    Anyway, the mental scars and the slight, rosy dimples on his shoulder will possibly haunt him forever. At least he can get them treated promptly and locally as he arrives back home in Italy with the rest of their squad later today.
  • Thirdly, we’ve had loads of correspondence from well-informed fans around the world, on Twitter and then on Facebook when they caught up with the news today, telling us that we must ban Mr Suarez from football for a season, two seasons, two years, and/or forever. We’ve also had a lot of people telling us that Qatar is a really stupid place to hold the 2022 World Cup, but we chose not to listen to them.

Herewith the sanctions imposed by the Disciplinary Committee:

THESE SANCTIONS ARE BROUGHT TO YOU BY THE TOURISM BUREAU OF QATAR.
“Qatar: it’s a great place to be. (Unless you’re a migrant worker trapped in a poorly-paying,
dangerous job and your passport has been taken by your employer.)”

  • Luis Suarez will be banned foreverever. And ever. Seriaas. He will never be allowed to play football again in any professional capacity. Or any unprofessional capacity. Neva, baas! It’s over!
    Nothing less than this will placate the baying hordes, and we need to placate them so that they continue to supply us with viewership and advertising revenue.

But wait… there’s more.

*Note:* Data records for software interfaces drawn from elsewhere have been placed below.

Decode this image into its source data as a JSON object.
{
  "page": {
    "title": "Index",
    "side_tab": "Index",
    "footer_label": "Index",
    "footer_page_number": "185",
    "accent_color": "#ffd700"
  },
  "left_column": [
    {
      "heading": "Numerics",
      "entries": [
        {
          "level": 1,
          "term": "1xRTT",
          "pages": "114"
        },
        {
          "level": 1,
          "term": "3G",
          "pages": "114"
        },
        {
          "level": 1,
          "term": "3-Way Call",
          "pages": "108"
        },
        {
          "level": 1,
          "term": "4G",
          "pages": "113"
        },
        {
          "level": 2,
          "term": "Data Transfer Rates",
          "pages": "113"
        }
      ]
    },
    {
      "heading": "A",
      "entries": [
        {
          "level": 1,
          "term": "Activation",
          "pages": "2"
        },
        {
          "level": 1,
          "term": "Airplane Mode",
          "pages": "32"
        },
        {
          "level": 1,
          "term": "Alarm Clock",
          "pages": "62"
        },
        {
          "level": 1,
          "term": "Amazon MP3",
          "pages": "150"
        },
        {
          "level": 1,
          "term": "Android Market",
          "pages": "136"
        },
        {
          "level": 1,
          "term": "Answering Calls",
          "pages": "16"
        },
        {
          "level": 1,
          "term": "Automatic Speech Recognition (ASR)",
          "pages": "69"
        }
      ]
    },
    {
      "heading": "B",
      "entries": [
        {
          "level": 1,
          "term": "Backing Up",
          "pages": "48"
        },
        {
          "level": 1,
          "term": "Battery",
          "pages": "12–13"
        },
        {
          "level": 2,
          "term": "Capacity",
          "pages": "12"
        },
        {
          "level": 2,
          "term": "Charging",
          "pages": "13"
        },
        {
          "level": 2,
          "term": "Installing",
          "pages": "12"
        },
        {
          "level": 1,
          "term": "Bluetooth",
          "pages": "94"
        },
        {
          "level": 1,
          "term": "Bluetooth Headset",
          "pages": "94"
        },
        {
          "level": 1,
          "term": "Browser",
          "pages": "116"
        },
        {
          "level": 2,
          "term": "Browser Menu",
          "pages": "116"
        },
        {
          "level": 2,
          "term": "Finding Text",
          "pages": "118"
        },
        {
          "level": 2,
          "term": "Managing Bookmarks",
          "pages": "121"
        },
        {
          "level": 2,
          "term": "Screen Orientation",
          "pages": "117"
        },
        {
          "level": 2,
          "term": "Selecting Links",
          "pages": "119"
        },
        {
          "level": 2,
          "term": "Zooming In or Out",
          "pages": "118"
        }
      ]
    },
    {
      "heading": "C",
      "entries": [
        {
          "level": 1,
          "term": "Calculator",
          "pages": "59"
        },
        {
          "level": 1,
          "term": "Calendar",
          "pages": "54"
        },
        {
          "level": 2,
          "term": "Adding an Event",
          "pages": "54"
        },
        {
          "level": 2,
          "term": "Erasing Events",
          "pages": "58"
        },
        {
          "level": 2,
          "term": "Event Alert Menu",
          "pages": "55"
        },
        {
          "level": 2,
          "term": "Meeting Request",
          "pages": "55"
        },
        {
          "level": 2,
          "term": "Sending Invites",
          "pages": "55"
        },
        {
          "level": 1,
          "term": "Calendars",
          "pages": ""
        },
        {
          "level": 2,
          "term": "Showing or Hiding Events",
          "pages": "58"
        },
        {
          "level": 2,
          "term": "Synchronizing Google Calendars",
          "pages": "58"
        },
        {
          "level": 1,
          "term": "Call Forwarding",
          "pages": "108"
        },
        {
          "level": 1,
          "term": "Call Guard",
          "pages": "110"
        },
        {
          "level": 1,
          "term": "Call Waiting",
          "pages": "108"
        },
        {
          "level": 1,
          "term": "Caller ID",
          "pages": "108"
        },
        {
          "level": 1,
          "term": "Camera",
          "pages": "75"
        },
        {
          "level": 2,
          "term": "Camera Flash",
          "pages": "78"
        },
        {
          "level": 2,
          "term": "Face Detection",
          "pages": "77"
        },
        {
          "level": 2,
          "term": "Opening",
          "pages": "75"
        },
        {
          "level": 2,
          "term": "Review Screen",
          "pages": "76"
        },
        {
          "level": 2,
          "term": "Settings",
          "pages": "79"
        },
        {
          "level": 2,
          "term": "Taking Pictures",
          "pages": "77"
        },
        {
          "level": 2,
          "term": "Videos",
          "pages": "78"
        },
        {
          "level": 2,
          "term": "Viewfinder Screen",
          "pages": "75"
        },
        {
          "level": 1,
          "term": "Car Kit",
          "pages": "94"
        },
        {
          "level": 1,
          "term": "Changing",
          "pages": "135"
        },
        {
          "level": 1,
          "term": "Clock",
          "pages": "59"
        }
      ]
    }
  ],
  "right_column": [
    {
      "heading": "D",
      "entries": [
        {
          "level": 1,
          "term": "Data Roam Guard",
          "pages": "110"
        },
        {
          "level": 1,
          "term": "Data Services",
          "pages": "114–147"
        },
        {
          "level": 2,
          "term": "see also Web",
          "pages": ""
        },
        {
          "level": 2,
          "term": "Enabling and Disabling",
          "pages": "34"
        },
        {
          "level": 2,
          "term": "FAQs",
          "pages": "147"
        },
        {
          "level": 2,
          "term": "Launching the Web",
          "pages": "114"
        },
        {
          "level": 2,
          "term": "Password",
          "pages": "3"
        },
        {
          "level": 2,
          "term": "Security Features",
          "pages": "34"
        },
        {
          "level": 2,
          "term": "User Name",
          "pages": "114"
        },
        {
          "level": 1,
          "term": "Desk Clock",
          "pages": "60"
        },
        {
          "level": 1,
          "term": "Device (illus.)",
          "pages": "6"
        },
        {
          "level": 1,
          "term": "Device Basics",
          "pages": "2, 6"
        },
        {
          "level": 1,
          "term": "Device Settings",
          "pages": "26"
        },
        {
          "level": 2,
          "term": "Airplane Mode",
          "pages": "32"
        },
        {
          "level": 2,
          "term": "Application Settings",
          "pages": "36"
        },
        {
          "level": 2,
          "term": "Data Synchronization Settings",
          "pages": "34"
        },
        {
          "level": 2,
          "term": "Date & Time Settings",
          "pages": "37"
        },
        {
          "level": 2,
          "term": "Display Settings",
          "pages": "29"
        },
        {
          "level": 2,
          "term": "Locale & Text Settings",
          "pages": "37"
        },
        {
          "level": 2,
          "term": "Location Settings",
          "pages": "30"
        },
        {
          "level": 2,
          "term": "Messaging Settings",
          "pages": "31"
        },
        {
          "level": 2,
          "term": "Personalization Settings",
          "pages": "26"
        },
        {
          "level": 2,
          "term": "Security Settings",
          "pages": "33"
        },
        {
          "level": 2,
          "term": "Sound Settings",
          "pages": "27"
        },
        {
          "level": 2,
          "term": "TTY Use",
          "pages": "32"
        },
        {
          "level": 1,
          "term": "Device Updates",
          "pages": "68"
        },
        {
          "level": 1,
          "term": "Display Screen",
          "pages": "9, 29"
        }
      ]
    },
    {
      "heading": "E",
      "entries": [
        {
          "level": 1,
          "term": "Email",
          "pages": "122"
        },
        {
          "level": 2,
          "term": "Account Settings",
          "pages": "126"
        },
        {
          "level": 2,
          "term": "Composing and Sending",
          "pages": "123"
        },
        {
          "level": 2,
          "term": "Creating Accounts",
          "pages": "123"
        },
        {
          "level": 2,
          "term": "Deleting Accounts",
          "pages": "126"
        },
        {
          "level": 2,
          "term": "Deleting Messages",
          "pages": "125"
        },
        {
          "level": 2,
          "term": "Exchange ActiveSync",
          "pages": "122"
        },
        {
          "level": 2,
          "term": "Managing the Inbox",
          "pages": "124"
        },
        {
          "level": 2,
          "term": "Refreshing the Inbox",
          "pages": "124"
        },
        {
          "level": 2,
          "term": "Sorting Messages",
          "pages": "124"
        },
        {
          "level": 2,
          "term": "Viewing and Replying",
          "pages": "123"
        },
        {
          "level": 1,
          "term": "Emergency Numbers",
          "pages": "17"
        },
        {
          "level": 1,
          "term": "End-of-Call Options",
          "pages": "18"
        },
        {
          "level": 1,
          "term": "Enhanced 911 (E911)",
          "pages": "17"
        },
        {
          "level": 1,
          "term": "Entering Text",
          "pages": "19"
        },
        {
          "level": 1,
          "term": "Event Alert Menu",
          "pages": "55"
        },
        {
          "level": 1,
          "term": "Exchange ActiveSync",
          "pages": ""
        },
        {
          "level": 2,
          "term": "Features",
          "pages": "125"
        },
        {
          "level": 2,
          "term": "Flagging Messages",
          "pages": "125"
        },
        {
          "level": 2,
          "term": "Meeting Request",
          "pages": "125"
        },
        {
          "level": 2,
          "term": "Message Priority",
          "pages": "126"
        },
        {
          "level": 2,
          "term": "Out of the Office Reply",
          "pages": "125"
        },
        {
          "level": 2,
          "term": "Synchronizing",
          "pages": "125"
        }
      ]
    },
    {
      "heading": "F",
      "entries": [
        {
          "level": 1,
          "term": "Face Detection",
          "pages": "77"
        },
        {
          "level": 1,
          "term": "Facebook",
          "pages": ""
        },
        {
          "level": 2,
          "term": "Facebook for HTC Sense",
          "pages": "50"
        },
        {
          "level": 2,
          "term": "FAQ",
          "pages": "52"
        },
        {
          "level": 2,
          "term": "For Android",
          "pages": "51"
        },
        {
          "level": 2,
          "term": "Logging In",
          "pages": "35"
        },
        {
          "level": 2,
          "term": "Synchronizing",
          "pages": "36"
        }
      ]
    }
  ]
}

  • Luis Suarez will also not be allowed to watch any football and must wear a blindfold whenever he finds himself in any situation where he might reasonably expect to see a football. Except while driving.
    No. Wait. Even while driving. All the time. All of it.
  • Luis Suarez’s family (including, but not limited to his mother, father, wife, sons, daughters, in-laws, uncles, aunties, cousins, second cousins, neighbours, real friends, facebook friends, plumbers, doctors, the sales assistant in Next in Liverpool who sold him that jumper, gardener and the air conditioning maintenance engineers who worked on his house during or before the time he purchased the property) will also be banned from playing football and – just in case – tennis and possibly golf, as well.
  • Luis Suarez’s cat to be declawed.
  • Anyone with the initials “LS” will also be banned from playing football. We have also received several requests from England fans to extend this ban to anyone with the initials “WR”, too. We are happy to do this.
  • Finally, the Uruguayan Football Association must pay for immediate dental work on their entire squad, so that they no longer pose an oral threat to opposition players. This work must be carried out before the 2-0 defeat that Mr Chen has arranged against Colombia on Saturday.

We believe that these sanctions, though harsh, are completely reasonable, especially when put into context. After all, we gave Zinedine Zidane a three game ban for his 2006 headbutt, Nigel De Jong got a whole yellow card for his chest-high, studs-up, karate-style lunge at Xabi Alonso in the 2010 final and we did absolutely fuck all about Diego Maradona’s 1986 ‘hand of god’ goal.

So a lifetime ban for everyone and everything seems completely reasonable here. It’ll make us ever so popular, too.
And it’ll take the heat off (LOLZ, no pun intended) that dodgy Qatar decision for a while.

That concludes this press conference. Sorry, we don’t have time for any awkward questions.